OCaml Composition operators


Example

Two useful higher-order functions are the binary application (@@) and reverse-application or "pipe" (|>) operators. Although since 4.01 they're available as primitives, it might still be instructive to define them here:

let (|>) x f = f x
let (@@) f x = f x

Consider the problem of incrementing the square of 3. One way of expressing that computation is this:

(* 1 -- Using parentheses *)
succ (square 3)
(* - : int = 10 *)

(* where `square` is defined as: *)
let square x = x * x

Note that we couldn't simply do succ square 3 because (due to left-associativity) that would reduce to the meaningless (succ square) 3. Using application (@@) we can express that without the parentheses:

(* 2 -- Using the application operator *)
succ @@ square 3
(* - : int = 10 *)

Notice how the last operation to be performed (namely succ) occurs first in the expression? The reverse-application operator (|>) allows us to, well, reverse this:

(* 3 -- Using the reverse-application operator *)
3 |> square |> succ
(* - : int = 10 *)

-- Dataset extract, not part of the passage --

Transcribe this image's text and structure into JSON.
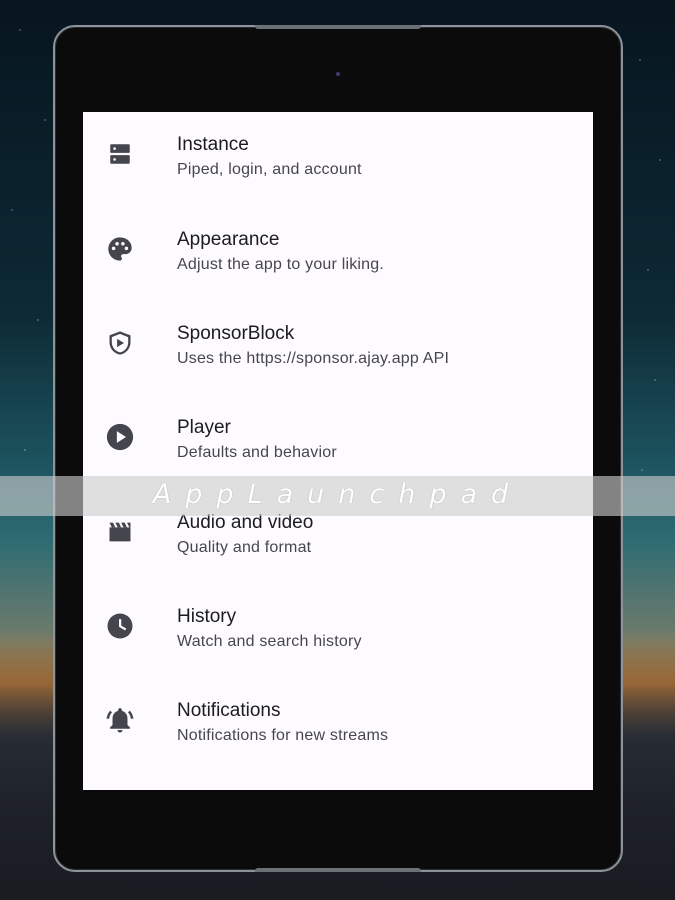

The number 3 is now "piped" through square and then succ, as opposed to being applied to square to yield a result that succ is applied to.